▶ **Required action**
Check each line of the data below for the word "false", then extract the ones that have it.

▶ **Provided entries**
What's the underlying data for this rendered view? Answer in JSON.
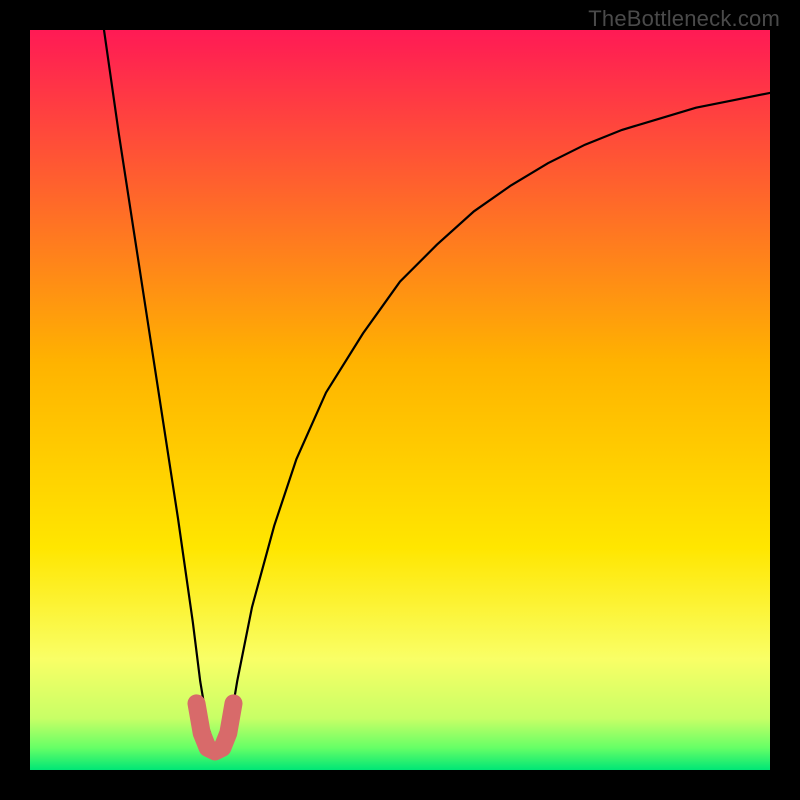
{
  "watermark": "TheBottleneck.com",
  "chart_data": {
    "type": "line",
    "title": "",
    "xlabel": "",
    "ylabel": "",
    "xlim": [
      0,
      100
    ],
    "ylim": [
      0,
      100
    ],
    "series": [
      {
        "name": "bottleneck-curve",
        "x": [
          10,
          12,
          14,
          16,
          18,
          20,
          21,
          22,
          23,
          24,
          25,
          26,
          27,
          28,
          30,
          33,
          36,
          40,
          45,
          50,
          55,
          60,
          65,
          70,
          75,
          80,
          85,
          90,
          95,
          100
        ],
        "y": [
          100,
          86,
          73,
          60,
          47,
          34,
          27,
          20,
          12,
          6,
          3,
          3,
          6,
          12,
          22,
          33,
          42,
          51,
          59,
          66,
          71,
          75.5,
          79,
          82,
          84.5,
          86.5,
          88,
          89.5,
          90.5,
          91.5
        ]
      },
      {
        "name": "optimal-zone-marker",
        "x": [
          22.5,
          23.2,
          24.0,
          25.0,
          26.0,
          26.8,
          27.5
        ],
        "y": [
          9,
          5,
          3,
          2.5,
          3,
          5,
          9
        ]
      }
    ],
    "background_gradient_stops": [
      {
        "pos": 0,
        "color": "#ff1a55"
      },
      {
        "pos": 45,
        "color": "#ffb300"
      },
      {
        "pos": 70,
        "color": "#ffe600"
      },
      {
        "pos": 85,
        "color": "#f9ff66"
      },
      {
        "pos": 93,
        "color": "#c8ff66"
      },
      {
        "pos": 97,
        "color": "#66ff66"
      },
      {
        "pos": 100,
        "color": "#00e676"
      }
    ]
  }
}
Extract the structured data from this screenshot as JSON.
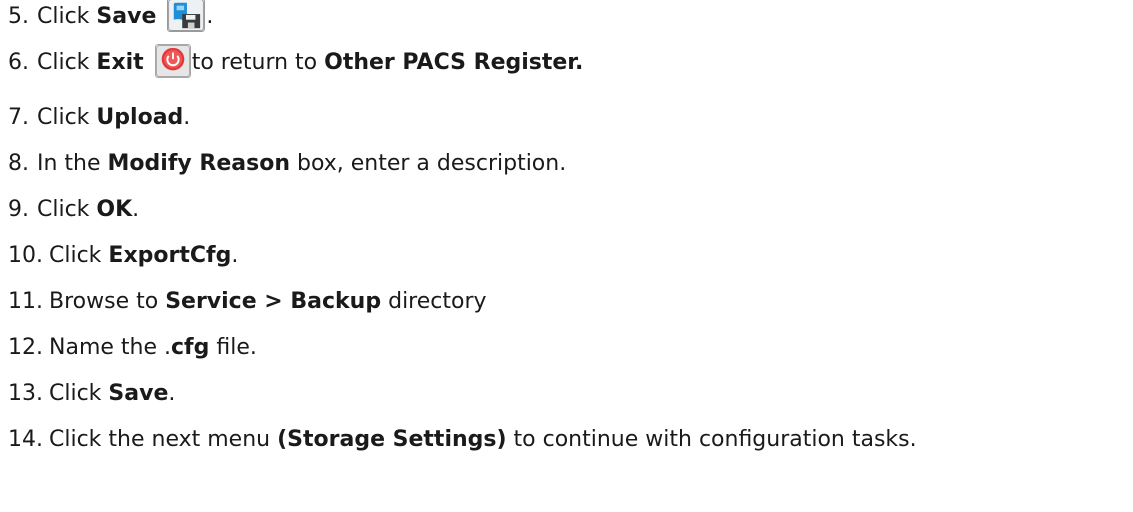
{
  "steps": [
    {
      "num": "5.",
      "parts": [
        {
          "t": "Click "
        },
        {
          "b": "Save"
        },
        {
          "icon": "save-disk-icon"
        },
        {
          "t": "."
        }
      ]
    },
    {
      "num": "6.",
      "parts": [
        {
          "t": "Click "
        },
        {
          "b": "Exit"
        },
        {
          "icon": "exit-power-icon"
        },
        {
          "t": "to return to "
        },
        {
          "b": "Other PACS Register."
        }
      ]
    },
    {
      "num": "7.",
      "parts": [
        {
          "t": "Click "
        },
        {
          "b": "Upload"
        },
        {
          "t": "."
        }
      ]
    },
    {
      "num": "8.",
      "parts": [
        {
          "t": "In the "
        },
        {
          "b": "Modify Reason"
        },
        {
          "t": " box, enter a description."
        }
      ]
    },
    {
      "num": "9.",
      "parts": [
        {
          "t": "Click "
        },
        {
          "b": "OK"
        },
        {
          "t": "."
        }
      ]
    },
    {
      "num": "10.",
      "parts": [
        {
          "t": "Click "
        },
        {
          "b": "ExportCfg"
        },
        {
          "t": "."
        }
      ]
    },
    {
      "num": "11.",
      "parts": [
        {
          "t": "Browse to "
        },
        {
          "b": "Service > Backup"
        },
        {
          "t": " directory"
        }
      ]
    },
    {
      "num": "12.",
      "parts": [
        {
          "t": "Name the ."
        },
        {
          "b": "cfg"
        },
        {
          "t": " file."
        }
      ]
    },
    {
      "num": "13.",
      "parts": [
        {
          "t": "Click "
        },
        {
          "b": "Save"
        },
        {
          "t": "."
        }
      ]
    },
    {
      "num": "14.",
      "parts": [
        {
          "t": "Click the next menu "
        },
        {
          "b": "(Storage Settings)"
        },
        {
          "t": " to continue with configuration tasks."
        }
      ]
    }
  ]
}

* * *

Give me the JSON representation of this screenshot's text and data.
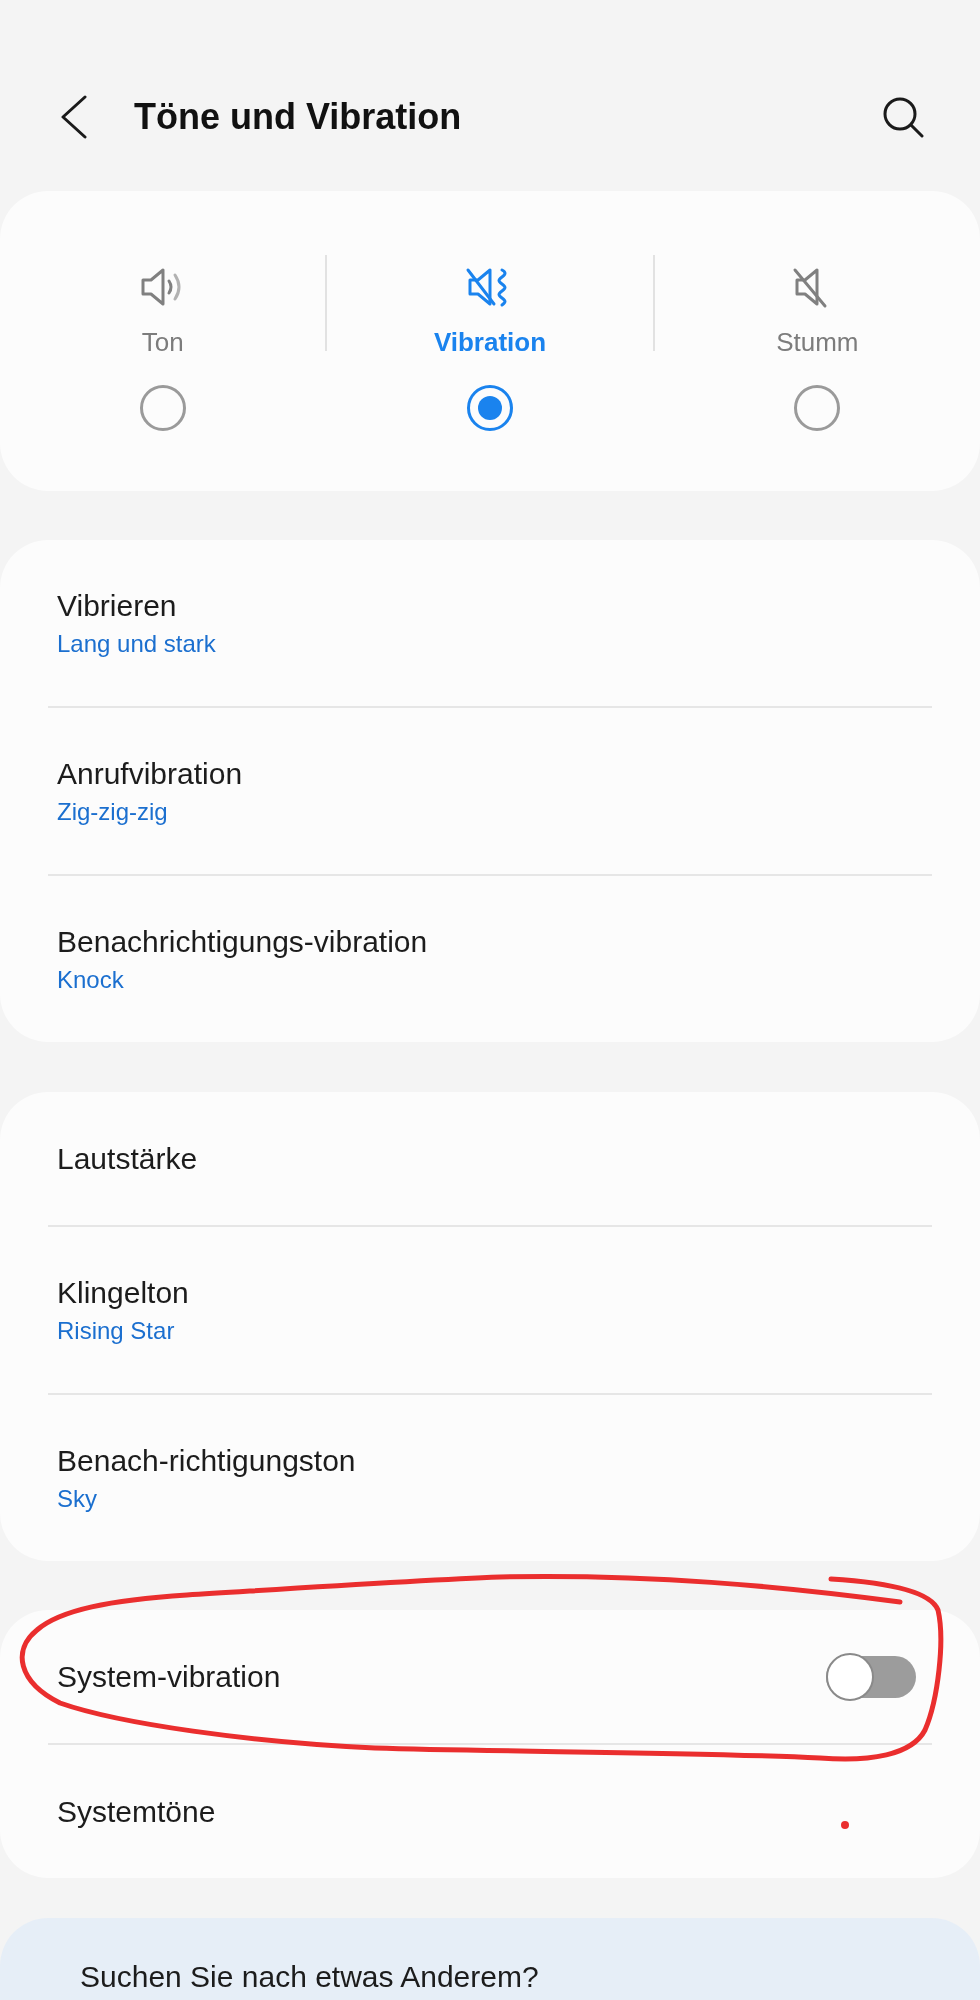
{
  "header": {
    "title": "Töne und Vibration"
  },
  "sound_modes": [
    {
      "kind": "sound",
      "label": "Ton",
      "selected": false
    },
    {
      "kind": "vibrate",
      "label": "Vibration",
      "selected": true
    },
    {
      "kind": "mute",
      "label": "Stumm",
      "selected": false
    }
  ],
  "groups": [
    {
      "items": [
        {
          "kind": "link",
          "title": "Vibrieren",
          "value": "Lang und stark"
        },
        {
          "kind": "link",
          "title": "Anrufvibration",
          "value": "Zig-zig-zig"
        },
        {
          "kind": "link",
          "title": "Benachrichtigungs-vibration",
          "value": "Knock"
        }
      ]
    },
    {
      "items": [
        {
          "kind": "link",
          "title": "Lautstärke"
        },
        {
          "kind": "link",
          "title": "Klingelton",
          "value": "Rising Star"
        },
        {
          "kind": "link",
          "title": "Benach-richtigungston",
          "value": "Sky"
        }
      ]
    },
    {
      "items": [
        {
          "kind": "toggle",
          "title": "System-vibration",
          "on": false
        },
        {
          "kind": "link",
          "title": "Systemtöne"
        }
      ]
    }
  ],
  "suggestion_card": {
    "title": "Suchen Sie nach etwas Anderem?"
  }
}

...

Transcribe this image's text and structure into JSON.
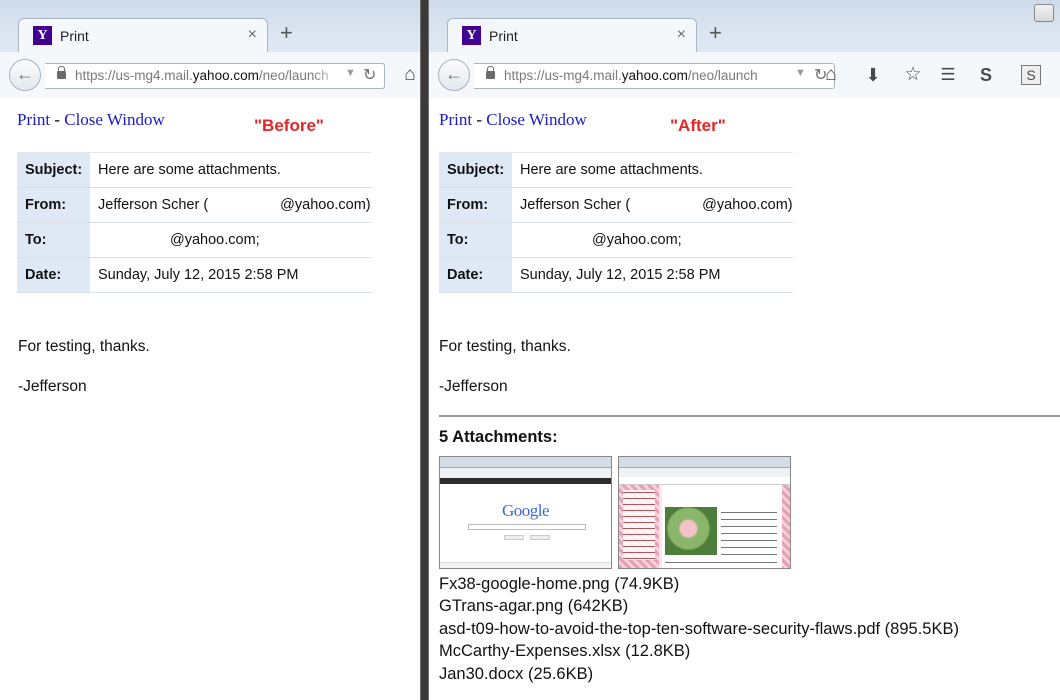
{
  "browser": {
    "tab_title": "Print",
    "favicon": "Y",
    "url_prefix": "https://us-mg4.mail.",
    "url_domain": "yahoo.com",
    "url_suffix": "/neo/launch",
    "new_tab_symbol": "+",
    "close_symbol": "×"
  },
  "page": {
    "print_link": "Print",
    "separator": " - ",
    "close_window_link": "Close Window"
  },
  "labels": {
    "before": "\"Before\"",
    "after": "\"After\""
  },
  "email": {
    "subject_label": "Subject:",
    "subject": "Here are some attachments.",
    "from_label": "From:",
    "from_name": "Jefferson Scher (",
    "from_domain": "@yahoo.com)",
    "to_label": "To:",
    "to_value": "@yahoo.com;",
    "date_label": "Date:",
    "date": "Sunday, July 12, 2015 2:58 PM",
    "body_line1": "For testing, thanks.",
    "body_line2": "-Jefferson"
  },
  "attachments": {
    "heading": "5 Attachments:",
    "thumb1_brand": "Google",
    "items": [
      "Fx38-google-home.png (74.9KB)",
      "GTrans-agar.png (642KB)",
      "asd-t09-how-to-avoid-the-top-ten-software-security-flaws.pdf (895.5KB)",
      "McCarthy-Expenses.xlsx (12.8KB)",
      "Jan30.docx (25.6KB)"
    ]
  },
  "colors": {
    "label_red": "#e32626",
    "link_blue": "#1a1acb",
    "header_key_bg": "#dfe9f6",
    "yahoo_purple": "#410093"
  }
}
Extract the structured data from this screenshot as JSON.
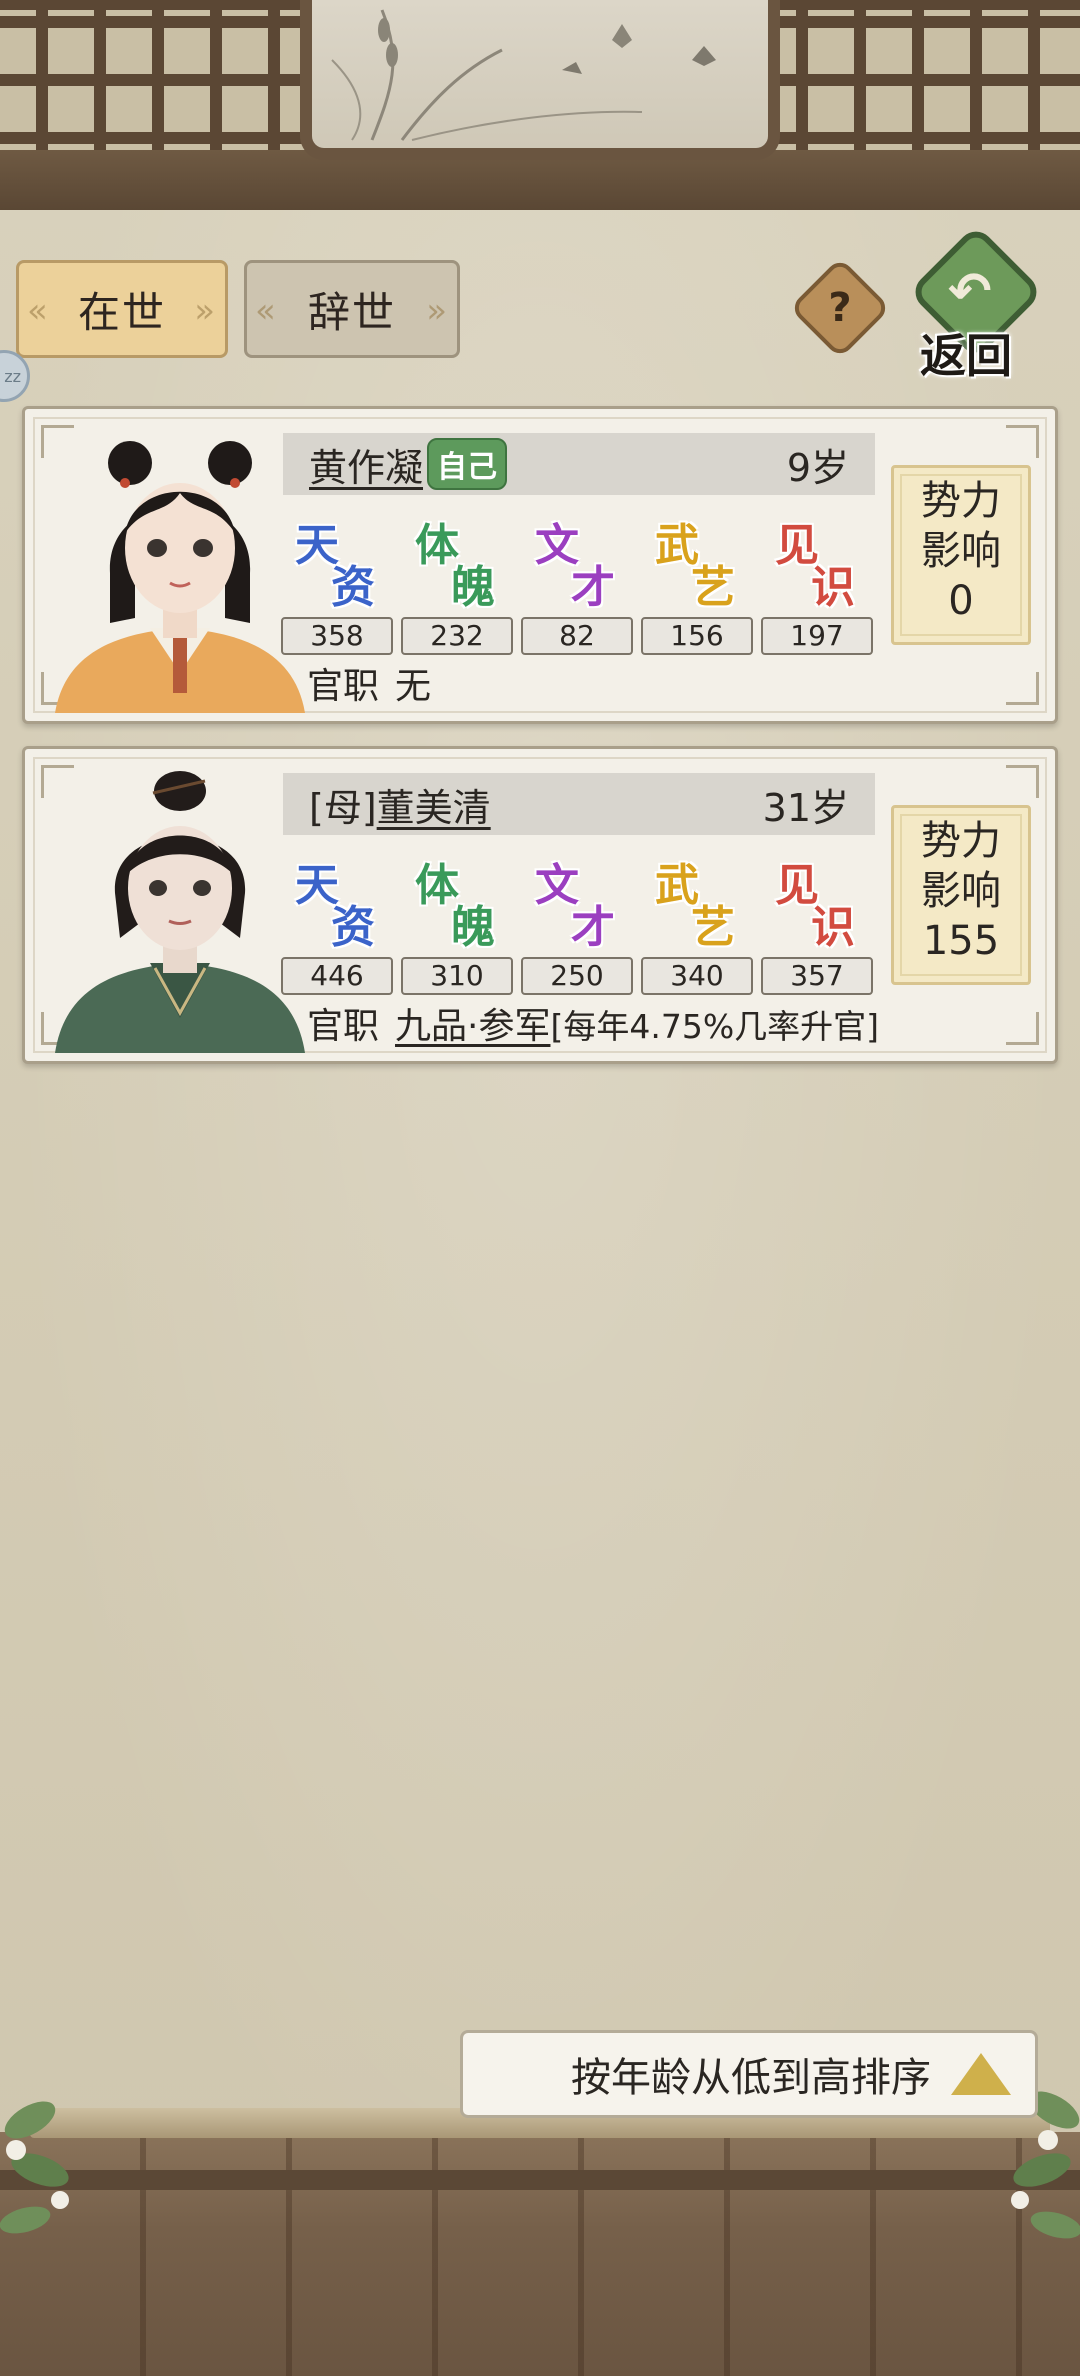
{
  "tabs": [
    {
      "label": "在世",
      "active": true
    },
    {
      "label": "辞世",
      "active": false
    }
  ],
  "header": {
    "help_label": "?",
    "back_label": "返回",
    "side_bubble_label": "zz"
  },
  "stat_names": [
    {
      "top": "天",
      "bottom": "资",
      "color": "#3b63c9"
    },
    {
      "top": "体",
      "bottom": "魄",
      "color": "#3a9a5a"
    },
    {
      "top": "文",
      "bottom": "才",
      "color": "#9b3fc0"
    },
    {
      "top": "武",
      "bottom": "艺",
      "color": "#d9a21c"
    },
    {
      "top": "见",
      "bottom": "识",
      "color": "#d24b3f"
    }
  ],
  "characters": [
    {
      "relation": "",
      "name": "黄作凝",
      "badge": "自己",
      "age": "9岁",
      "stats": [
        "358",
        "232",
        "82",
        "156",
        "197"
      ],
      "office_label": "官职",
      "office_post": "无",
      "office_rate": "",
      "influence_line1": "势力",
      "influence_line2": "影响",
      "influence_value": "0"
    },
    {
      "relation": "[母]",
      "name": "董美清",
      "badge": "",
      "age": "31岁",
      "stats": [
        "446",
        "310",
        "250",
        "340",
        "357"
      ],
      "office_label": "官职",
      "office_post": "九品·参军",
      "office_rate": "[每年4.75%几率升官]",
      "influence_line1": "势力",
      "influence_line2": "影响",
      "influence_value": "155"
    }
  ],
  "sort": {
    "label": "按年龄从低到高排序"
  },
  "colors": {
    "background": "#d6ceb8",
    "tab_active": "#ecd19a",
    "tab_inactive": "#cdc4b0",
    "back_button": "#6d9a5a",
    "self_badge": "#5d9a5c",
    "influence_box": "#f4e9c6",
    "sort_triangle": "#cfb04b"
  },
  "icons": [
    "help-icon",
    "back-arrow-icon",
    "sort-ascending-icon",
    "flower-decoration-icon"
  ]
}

▶ **Response area**
      "selected": false
      "selected": false
          "on": false
      "active": false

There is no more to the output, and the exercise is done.